Gift selection simplified

Arrowtown book buyer Miranda Spary continues her regular column about her recommendations for a good read, and life as she sees it ...

It's just over a month till Christmas - where did my year go?

I loathe Christmas shopping and usually try to buy everyone I love the same present so I can cut down the stress and strain of choosing separately for everyone.

Sometimes it's obvious a present has pleased some recipients as much as it has displeased others.

My brothers struggled to thank me the year I got everyone a worm farm.

This year might be easier as Amanda Richardson and Cath Hanna have persuaded (some of the foolishly modest took a lot of persuasion) a whole gaggle of the Wakatipu's most talented and creative people to bring along the fruits of their brains and hands and sell them at the Anglican Church hall in Church St on November 29.

The tiny sneaky preview I've had is sensational, but I know I won't want to give any of the things I plan to buy away.

We are so lucky in the Wakatipu - our fabulous community has chipped in huge amounts of support for things that really should be fully funded by the council rates we pay - the cycle trails, for one and the Memorial Hall upgrade for another.

Cath Gilmour tells me they have raised more than 90% of their target for the hall - what a brilliant effort - and there's a fashion show (with cocktails - excellent!) on November 28 to help massage a little more cash out of our pockets and into the hall.

Everyone who's ever attended any event in the hall knows how overdue this upgrade is, so get along to DT Carter in Remarkables Park for tickets.

Our pockets got a little more massaging last week as we celebrated Queen Elizabeth's Jubilee and raised money for the QEII Jubilee Trust.

There's nothing nicer on a bit of a miserable grey afternoon than a slap-up lunch at Rata and a stirring and warming singalong of God Save the Queen.

The trust raised loads of dosh and we all had a ball - happy, glorious and victorious all round.

I'm up in Christchurch as I write this and I'm still feeling a bit shattered and emotional after doing the red zone bus tour.

I've spent a lot of time in Christchurch through the years and thought I knew it pretty well.

Now I barely recognise it.

While the most shocking and obvious change is the disappearance of so many landmarks, the other truly surprising thing is how many stunning older buildings are reappearing after being hidden or crowded by more modern, less earthquake-proof (and mostly less attractive) neighbours.

It's worth visiting Christchurch just to do this tour and see what I mean.

There are huge, huge areas of bare land everywhere and it is quite eerie being driven along streets with no traffic or people, just cranes and diggers and their drivers.

There's something morbidly fascinating about watching the cranes (nicknamed Twinkletoes) gently pecking at condemned buildings and seeing chunks of wall and furniture tumbling down to the ground.
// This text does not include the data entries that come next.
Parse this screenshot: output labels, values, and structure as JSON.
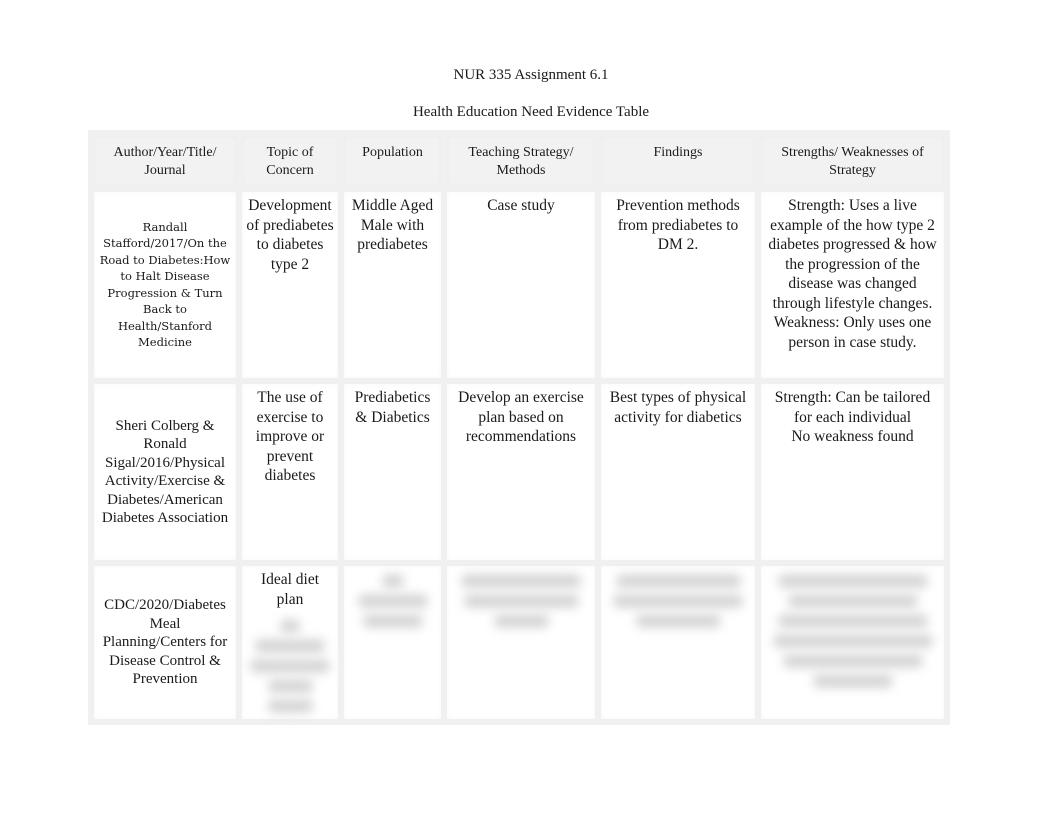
{
  "document": {
    "title": "NUR 335 Assignment 6.1",
    "subtitle": "Health Education Need Evidence Table"
  },
  "table": {
    "headers": [
      "Author/Year/Title/ Journal",
      "Topic of Concern",
      "Population",
      "Teaching Strategy/ Methods",
      "Findings",
      "Strengths/ Weaknesses of Strategy"
    ],
    "rows": [
      {
        "author": "Randall Stafford/2017/On the Road to Diabetes:How to Halt Disease Progression & Turn Back to Health/Stanford Medicine",
        "topic": "Development of prediabetes to diabetes type 2",
        "population": "Middle Aged Male with prediabetes",
        "strategy": "Case study",
        "findings": "Prevention methods from prediabetes to DM 2.",
        "strengths_weaknesses": "Strength: Uses a live example of the how type 2 diabetes progressed & how the progression of the disease was changed through lifestyle changes. Weakness: Only uses one person in case study."
      },
      {
        "author": "Sheri Colberg & Ronald Sigal/2016/Physical Activity/Exercise & Diabetes/American Diabetes Association",
        "topic": "The use of exercise to improve or prevent diabetes",
        "population": "Prediabetics & Diabetics",
        "strategy": "Develop an exercise plan based on recommendations",
        "findings": "Best types of physical activity for diabetics",
        "strengths_weaknesses_line1": "Strength: Can be tailored for each individual",
        "strengths_weaknesses_line2": "No weakness found"
      },
      {
        "author": "CDC/2020/Diabetes Meal Planning/Centers for Disease Control & Prevention",
        "topic": "Ideal diet plan",
        "topic_obscured": true,
        "population_obscured": true,
        "strategy_obscured": true,
        "findings_obscured": true,
        "strengths_weaknesses_obscured": true
      }
    ]
  }
}
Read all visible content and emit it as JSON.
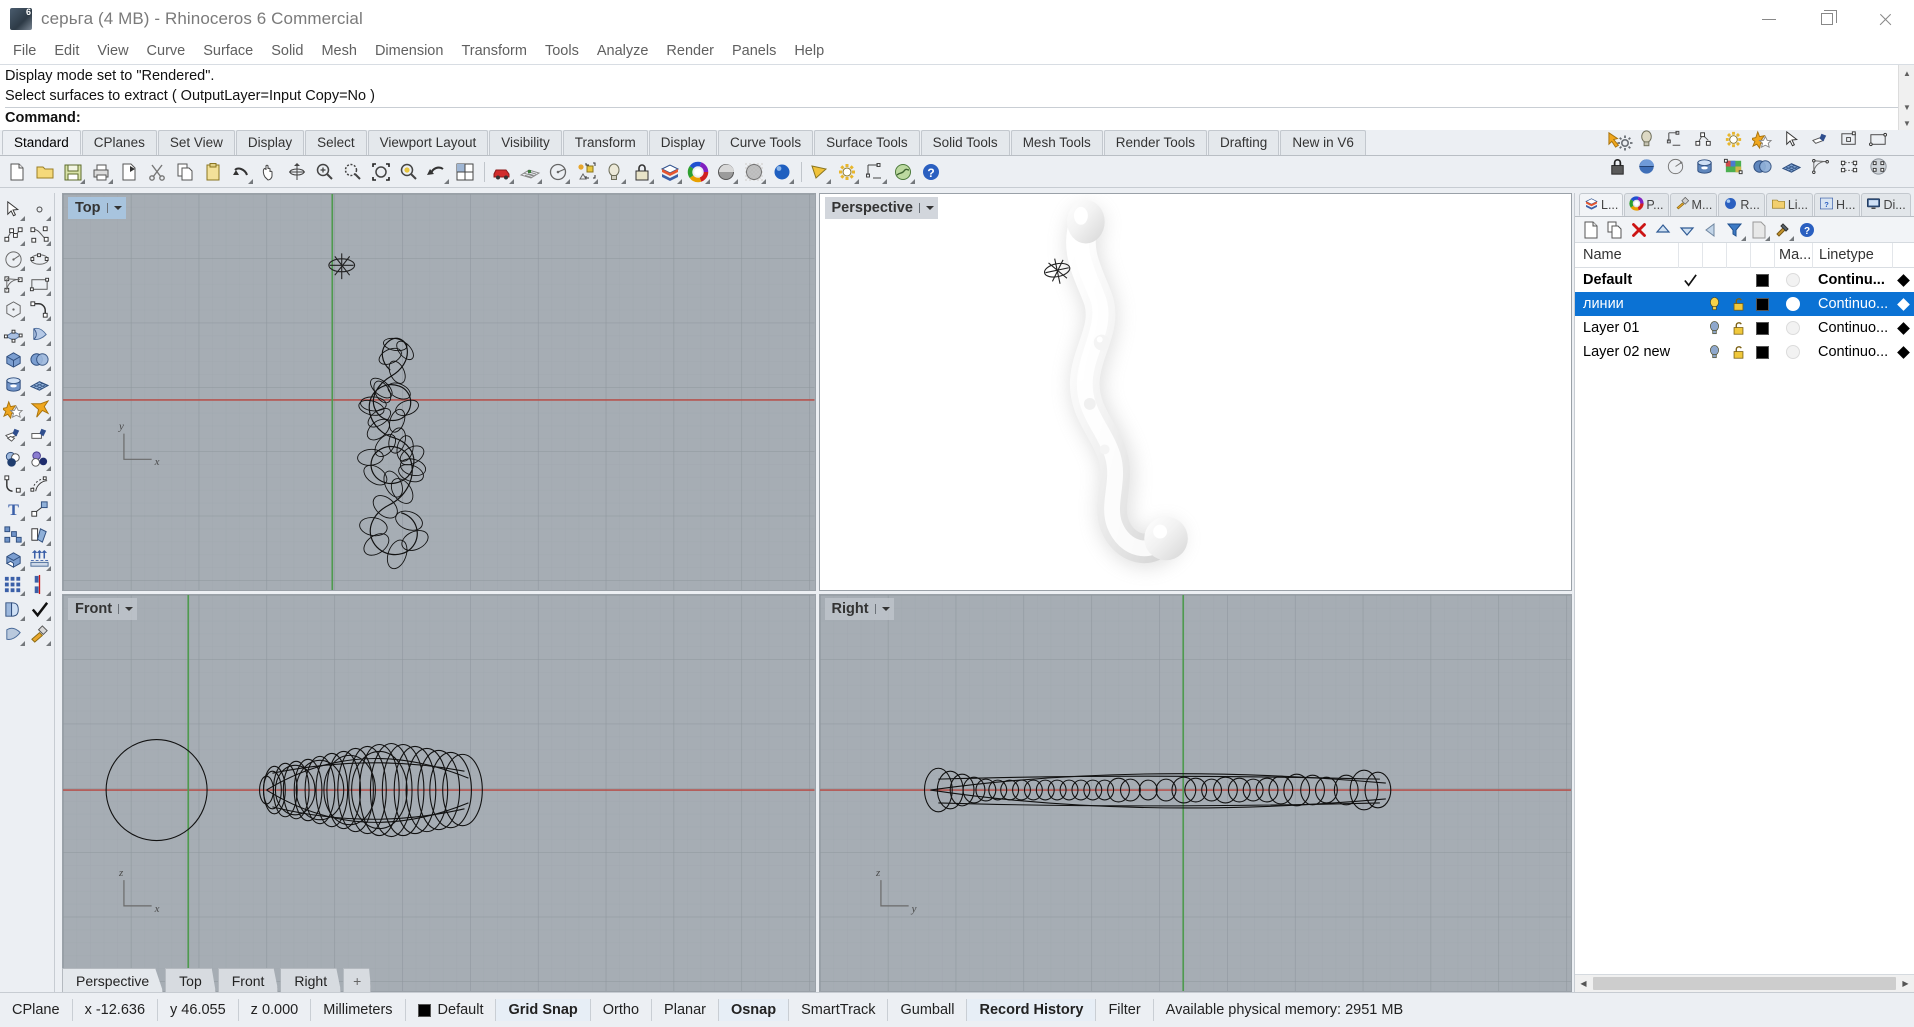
{
  "window": {
    "title": "серьга (4 MB) - Rhinoceros 6 Commercial",
    "app_icon": "rhino-logo-icon",
    "controls": {
      "minimize": "Minimize",
      "maximize": "Restore",
      "close": "Close"
    }
  },
  "menubar": {
    "items": [
      "File",
      "Edit",
      "View",
      "Curve",
      "Surface",
      "Solid",
      "Mesh",
      "Dimension",
      "Transform",
      "Tools",
      "Analyze",
      "Render",
      "Panels",
      "Help"
    ]
  },
  "command_area": {
    "history": [
      "Display mode set to \"Rendered\".",
      "Select surfaces to extract ( OutputLayer=Input  Copy=No )"
    ],
    "prompt_label": "Command:",
    "prompt_value": ""
  },
  "toolbar_tabs": {
    "items": [
      "Standard",
      "CPlanes",
      "Set View",
      "Display",
      "Select",
      "Viewport Layout",
      "Visibility",
      "Transform",
      "Display",
      "Curve Tools",
      "Surface Tools",
      "Solid Tools",
      "Mesh Tools",
      "Render Tools",
      "Drafting",
      "New in V6"
    ],
    "active": "Standard",
    "settings_icon": "gear-icon"
  },
  "main_toolbar": {
    "icons": [
      "new-file-icon",
      "open-folder-icon",
      "save-icon",
      "print-icon",
      "copy-to-clipboard-icon",
      "cut-scissors-icon",
      "copy-icon",
      "paste-icon",
      "undo-icon",
      "pan-hand-icon",
      "rotate-view-icon",
      "zoom-in-icon",
      "zoom-window-icon",
      "zoom-extents-icon",
      "zoom-selected-icon",
      "zoom-previous-icon",
      "four-viewports-icon",
      "car-render-icon",
      "grid-snap-icon",
      "circle-radius-icon",
      "select-objects-icon",
      "light-bulb-icon",
      "lock-icon",
      "layers-icon",
      "color-wheel-icon",
      "shaded-sphere-icon",
      "ghosted-sphere-icon",
      "rendered-sphere-icon",
      "render-preview-icon",
      "render-settings-gear-icon",
      "dimension-icon",
      "environment-icon",
      "help-icon"
    ]
  },
  "left_toolbar": {
    "icons": [
      "select-arrow-icon",
      "point-icon",
      "polyline-icon",
      "curve-icon",
      "circle-icon",
      "ellipse-icon",
      "arc-icon",
      "rectangle-icon",
      "polygon-icon",
      "curve-fillet-icon",
      "surface-from-points-icon",
      "surface-sweep-icon",
      "box-icon",
      "sphere-boolean-icon",
      "cylinder-icon",
      "mesh-plane-icon",
      "boolean-union-icon",
      "explode-icon",
      "split-icon",
      "trim-icon",
      "boolean-two-icon",
      "boolean-difference-icon",
      "fillet-curve-icon",
      "offset-curve-icon",
      "text-icon",
      "scale-icon",
      "array-icon",
      "copy-objects-icon",
      "cap-icon",
      "extrude-icon",
      "rectangular-array-icon",
      "mirror-icon",
      "unroll-icon",
      "check-object-icon",
      "surface-analysis-icon",
      "paint-icon"
    ]
  },
  "right_toolbar": {
    "row1": [
      "select-lasso-icon",
      "light-bulb-icon",
      "dimension-icon",
      "polyline-icon",
      "render-gear-icon",
      "boolean-union-icon",
      "select-arrow-icon",
      "split-icon",
      "surface-patch-icon",
      "rectangle-icon",
      "lock-icon"
    ],
    "row2": [
      "shaded-sphere-icon",
      "circle-radius-icon",
      "cylinder-icon",
      "texture-icon",
      "sphere-boolean-icon",
      "mesh-plane-icon",
      "arc-icon",
      "control-points-icon",
      "rebuild-icon"
    ]
  },
  "viewports": [
    {
      "name": "Top",
      "state": "active",
      "axes": [
        "y",
        "x"
      ],
      "bg": "#a6adb4"
    },
    {
      "name": "Perspective",
      "state": "normal",
      "axes": [],
      "bg": "#ffffff"
    },
    {
      "name": "Front",
      "state": "normal",
      "axes": [
        "z",
        "x"
      ],
      "bg": "#a6adb4"
    },
    {
      "name": "Right",
      "state": "normal",
      "axes": [
        "z",
        "y"
      ],
      "bg": "#a6adb4"
    }
  ],
  "viewport_tabs": {
    "items": [
      "Perspective",
      "Top",
      "Front",
      "Right"
    ],
    "active": "Perspective",
    "add_label": "+"
  },
  "panel": {
    "tabs": [
      {
        "label": "L...",
        "icon": "layers-icon",
        "active": true
      },
      {
        "label": "P...",
        "icon": "color-wheel-icon",
        "active": false
      },
      {
        "label": "M...",
        "icon": "material-brush-icon",
        "active": false
      },
      {
        "label": "R...",
        "icon": "render-sphere-icon",
        "active": false
      },
      {
        "label": "Li...",
        "icon": "folder-icon",
        "active": false
      },
      {
        "label": "H...",
        "icon": "help-window-icon",
        "active": false
      },
      {
        "label": "Di...",
        "icon": "display-monitor-icon",
        "active": false
      }
    ],
    "settings_icon": "gear-icon",
    "toolbar_icons": [
      "new-layer-icon",
      "copy-layer-icon",
      "delete-layer-icon",
      "move-up-icon",
      "move-down-icon",
      "back-arrow-icon",
      "filter-icon",
      "properties-page-icon",
      "tools-hammer-icon",
      "help-icon"
    ],
    "columns": {
      "name": "Name",
      "material": "Ma...",
      "linetype": "Linetype"
    },
    "layers": [
      {
        "name": "Default",
        "bold": true,
        "current": true,
        "selected": false,
        "visible": null,
        "locked": null,
        "color": "#000000",
        "material_on": false,
        "linetype": "Continu...",
        "print_color": "#000000"
      },
      {
        "name": "линии",
        "bold": false,
        "current": false,
        "selected": true,
        "visible": true,
        "locked": false,
        "color": "#000000",
        "material_on": true,
        "linetype": "Continuo...",
        "print_color": "#000000"
      },
      {
        "name": "Layer 01",
        "bold": false,
        "current": false,
        "selected": false,
        "visible": true,
        "locked": false,
        "color": "#000000",
        "material_on": false,
        "linetype": "Continuo...",
        "print_color": "#000000"
      },
      {
        "name": "Layer 02 new",
        "bold": false,
        "current": false,
        "selected": false,
        "visible": true,
        "locked": false,
        "color": "#000000",
        "material_on": false,
        "linetype": "Continuo...",
        "print_color": "#000000"
      }
    ]
  },
  "statusbar": {
    "cplane": "CPlane",
    "x": "x -12.636",
    "y": "y 46.055",
    "z": "z 0.000",
    "units": "Millimeters",
    "layer": "Default",
    "layer_color": "#000000",
    "toggles": [
      {
        "label": "Grid Snap",
        "on": true
      },
      {
        "label": "Ortho",
        "on": false
      },
      {
        "label": "Planar",
        "on": false
      },
      {
        "label": "Osnap",
        "on": true
      },
      {
        "label": "SmartTrack",
        "on": false
      },
      {
        "label": "Gumball",
        "on": false
      },
      {
        "label": "Record History",
        "on": true
      },
      {
        "label": "Filter",
        "on": false
      }
    ],
    "memory": "Available physical memory: 2951 MB"
  },
  "colors": {
    "selection_blue": "#0b72d4",
    "viewport_gray": "#a6adb4",
    "chrome": "#eceff3",
    "axis_red": "#c1504e",
    "axis_green": "#3f9a3f"
  }
}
Gruesome but gripping tourism.

Speaking of which, I was walking along the Arrow River with some girlfriends, all talking 10 to the dozen when suddenly we saw a man gagged and bound, lying on a rock beside the track.

Normally it's a big effort to shut us up for even a second, but this worked like a charm.

A little further along was a group of slightly feral looking types: wild hair and dirty faces.

And a couple of cameras filming them all.

It's Nomad Safaris' latest offering: they are taking visitors round some of the settings for The Hobbit, and giving visitors a chance to star in their own production Shades of Hobbit.

What a fantastic idea - the visitors were so into it all and so were the Nomad staff.

I've done an awful lot of travelling this year, and one of the best things about travel is it makes reading so much more meaningful. Reading books set in a place you know gives you new insight into the people and their patterns.

Berlin's history is dirty and dark, and the Nazis' contribution was particularly so.

Not all Berliners were part of the Nazi nastiness though and A Woman in Berlin is a terrible record of two months of one woman's life at the end of the war. She was a journalist and started a diary as the Red Army invaded.

The Russians wanted revenge for what had happened in their country, and as there were so few German men around, they took their revenge on the women.

When the diary was first published, there was a huge outcry - German men didn't like the way they were portrayed as failing to defend their women against the rapes and violence.

The anonymous author refused to give permission for it to be republished until after her death.

This is a fabulous translation and while it's not pleasant reading, there's a lot of very black humour and you can't help wondering how you could possibly cope living in those times under those conditions.

Luckily for us, it seems unlikely Wakatipu dwellers are going to have to find out the hard way, but it's good to be reminded why it's good to keep our politicians in line, rather than the other way round.